Jerome Dotson is a native of Atlanta, Georgia and a graduate of Morehouse College. He holds a Ph.D. in U.S. history and an M.A. in African American Studies from the University of Wisconsin-Madison. His research and teaching interests focus on the African American history, Southern food ways, hip hop, folklore and politics of the body. He previously taught at the University of Washington and Seattle University.
Currently he is working on a book length manuscript, which is tentatively titled Contested Consumption: Race, Diet and Slavery in the Cotton South, 1830-1865. This work explores the cultural, social, and political significance of food consumption for slaves and slave owners in the U.S. South. Food consumption marked social hierarchies, fueled political debates over slavery, and shaped ideas about embodied racial difference. For slave owners, their ability to monitor and dictate the types of foods eaten by slaves helped reinforce their authority over the black bodies they owned. Furthermore, their regulation of slaves’ fare provided a way for slave owners to defend the South’s “peculiar institution” against abolitionists who used stories of underfed slaves to further their anti-slavery cause. Meanwhile, slaves across the diaspora told stories that focused on acquiring food as a symbol of status.

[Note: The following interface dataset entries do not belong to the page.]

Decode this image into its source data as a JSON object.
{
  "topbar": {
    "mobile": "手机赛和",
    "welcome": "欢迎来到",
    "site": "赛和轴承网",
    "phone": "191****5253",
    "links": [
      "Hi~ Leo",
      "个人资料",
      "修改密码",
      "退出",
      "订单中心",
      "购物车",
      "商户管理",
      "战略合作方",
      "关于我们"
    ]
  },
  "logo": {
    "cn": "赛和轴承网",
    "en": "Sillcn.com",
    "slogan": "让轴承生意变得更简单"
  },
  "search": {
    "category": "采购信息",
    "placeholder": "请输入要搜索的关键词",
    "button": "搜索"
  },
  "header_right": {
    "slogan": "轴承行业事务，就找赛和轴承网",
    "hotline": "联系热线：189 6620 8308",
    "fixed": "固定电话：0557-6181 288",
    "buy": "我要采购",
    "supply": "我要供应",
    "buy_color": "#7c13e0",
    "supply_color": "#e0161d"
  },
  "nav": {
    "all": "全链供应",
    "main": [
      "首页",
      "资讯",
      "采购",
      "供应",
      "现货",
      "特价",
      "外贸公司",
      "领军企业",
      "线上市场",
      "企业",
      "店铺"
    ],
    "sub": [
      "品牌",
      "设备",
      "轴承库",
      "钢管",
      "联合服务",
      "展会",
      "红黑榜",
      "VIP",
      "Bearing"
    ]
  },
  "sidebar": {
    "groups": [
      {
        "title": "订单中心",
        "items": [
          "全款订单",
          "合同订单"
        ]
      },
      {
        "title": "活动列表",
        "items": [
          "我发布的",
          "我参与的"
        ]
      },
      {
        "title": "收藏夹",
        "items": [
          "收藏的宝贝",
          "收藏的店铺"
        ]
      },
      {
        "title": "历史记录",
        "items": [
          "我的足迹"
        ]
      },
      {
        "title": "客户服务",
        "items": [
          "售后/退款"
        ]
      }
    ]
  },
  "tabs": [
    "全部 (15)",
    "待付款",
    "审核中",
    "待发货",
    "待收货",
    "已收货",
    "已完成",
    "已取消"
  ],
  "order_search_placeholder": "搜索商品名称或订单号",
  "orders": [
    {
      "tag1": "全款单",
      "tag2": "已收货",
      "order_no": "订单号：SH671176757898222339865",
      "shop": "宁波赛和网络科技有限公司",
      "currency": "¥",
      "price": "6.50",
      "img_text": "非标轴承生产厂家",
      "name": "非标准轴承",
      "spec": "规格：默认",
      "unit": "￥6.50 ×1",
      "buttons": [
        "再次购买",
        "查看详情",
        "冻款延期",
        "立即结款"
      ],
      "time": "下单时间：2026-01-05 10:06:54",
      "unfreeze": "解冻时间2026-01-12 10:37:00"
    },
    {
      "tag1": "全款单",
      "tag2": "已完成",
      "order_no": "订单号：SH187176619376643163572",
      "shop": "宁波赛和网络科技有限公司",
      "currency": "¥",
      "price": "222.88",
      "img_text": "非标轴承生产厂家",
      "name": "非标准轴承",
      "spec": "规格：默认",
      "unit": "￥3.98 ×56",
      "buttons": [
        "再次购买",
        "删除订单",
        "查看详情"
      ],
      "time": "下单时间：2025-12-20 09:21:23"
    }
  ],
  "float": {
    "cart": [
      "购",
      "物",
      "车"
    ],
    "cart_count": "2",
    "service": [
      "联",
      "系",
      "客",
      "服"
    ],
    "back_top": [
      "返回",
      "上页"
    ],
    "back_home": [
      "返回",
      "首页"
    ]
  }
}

Beyond writing on slavery, Prof. Dotson also teaches and writes about hip hop culture. Currently, he is working on a conference paper which examines diet, Black Nationalism and hip hop in the 1980s and 1990s.